Krabat is based on a German young adult book called “The Satanic Mill.”  You can immediately see the problem with this film being released here in the U.S. – and to be fair, not completely without reason.  Though Krabat turns his back on black magic, it’s not because it’s “wrong” but because it’s kind of a bad deal in this case, and still regrets the “price” of losing his kewl powerz; not exactly a ringing denunciation of the work of the Devil.  It’s easy to ignore the fundamentalists raving about how Harry Potter is Satanic; this film – well, it’s admittedly Satanic, and though not a ringing endorsement of it by any stretch of the imagination, is few enough shades of grey away that a large percentage of the U.S. market would not buy off on it.  I like that in the end, however, that the strongest force is the brotherhood the boys feel for each other.

One response to “Fantastic Fest – Krabat

  1. They translated it in English as “The Satanic Mill”? Whoa. In Finland, it’s known as “Mustan myllyn mestari”, or “The Master of the Black Mill”.

    I’ve never read the original novel, but there is a rather dark Czech animated version from the late 70’s that I saw as a kid. I don’t really remember much of it, except that it was disturbing and bloody and I probably saw it way too young. Very good, though. Unfortunately, I haven’t been able to track down a DVD. Apparently one does exist, but it was only released in Japan and has no audio or subtitle tracks in any language I know.

Leave a Reply

Fill in your details below or click an icon to log in: Logo

You are commenting using your account. Log Out /  Change )

Twitter picture

You are commenting using your Twitter account. Log Out /  Change )

Facebook photo

You are commenting using your Facebook account.
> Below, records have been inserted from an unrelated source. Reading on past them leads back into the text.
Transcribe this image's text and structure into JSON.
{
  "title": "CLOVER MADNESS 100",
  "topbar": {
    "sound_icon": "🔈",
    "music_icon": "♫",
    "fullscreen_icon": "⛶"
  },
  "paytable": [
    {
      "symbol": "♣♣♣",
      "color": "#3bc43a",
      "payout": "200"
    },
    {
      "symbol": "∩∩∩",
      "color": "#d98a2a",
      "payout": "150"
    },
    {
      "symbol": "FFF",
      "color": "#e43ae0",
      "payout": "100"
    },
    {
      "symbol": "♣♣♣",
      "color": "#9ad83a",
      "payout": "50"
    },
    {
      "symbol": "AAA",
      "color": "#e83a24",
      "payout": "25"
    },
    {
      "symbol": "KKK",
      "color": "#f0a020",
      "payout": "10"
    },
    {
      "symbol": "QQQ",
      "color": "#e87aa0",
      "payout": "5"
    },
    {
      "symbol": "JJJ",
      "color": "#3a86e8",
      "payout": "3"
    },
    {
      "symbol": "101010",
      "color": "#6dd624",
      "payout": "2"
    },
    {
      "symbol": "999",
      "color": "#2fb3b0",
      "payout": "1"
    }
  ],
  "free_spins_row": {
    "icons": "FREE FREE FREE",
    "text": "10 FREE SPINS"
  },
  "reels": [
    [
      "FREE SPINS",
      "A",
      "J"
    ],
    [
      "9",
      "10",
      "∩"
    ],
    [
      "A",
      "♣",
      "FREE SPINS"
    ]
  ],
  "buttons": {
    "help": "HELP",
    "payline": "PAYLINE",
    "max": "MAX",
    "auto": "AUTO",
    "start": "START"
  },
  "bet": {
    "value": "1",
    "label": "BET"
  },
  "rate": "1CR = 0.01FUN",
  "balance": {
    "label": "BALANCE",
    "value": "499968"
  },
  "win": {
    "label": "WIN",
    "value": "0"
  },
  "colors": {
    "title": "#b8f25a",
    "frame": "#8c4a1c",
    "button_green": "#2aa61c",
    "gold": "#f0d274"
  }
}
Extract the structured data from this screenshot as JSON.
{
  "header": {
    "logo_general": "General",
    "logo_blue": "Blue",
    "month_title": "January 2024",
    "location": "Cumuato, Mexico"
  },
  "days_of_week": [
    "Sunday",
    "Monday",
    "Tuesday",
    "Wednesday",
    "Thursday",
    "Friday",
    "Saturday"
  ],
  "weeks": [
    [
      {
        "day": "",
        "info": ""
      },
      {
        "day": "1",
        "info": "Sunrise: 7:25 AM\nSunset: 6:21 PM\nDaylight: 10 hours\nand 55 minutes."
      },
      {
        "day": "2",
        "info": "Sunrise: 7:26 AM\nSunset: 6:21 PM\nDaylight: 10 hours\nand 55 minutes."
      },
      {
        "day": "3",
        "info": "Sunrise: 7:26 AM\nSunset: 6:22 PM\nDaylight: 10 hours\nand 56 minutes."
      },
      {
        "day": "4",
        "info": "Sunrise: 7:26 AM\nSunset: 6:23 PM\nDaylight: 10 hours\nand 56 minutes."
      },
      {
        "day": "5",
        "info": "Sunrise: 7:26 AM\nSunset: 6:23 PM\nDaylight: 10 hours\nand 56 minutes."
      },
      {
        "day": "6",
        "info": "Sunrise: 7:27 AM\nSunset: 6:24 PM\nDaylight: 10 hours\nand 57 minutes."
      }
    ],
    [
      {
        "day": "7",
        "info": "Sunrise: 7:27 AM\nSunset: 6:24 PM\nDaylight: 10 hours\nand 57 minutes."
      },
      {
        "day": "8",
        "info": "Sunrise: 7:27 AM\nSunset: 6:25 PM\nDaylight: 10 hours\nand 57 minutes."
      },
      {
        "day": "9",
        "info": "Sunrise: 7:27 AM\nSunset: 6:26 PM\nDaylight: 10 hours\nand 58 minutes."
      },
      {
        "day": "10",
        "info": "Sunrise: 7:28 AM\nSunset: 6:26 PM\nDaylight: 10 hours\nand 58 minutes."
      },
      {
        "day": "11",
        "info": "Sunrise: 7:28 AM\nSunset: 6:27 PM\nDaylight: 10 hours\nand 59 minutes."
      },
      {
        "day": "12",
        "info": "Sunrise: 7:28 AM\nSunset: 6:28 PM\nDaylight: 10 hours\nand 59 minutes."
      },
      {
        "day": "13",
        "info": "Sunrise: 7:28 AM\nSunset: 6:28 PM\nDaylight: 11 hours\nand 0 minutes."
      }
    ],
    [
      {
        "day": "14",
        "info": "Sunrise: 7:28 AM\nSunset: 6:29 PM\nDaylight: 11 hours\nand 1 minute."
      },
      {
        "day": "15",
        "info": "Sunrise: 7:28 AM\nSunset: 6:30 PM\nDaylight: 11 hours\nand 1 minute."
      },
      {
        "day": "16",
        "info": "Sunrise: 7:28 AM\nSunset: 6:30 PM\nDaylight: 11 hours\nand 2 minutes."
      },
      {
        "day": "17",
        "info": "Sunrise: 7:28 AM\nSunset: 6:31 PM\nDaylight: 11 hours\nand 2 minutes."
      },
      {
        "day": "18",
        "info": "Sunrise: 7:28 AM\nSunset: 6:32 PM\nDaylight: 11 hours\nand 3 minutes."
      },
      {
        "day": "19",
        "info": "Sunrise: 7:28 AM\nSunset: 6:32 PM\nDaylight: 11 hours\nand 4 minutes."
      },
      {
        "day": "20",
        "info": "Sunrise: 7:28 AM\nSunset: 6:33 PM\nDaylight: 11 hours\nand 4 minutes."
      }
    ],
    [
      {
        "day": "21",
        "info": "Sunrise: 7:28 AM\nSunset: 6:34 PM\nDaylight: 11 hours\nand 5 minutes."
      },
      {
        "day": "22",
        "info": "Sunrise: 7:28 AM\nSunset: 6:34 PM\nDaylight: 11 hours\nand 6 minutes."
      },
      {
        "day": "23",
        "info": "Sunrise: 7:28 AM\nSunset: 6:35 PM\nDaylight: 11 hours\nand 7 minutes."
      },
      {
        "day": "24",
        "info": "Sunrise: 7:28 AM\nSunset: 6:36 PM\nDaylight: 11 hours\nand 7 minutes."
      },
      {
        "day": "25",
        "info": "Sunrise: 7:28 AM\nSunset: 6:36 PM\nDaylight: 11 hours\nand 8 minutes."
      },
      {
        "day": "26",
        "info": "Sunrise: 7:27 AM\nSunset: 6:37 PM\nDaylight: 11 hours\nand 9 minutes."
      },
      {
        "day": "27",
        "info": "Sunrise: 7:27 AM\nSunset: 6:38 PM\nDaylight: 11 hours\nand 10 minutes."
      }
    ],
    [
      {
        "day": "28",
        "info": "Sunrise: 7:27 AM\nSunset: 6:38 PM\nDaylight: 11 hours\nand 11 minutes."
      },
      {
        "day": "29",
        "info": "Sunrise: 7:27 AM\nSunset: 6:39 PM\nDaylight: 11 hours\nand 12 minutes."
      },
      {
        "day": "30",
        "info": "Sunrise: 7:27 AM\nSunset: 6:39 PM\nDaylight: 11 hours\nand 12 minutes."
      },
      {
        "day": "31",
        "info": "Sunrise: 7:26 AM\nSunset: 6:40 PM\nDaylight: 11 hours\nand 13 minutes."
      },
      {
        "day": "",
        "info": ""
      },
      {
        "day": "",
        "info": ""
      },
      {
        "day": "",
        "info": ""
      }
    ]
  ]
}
Log Out /  Change )

Connecting to %s

This site uses Akismet to reduce spam. Learn how your comment data is processed.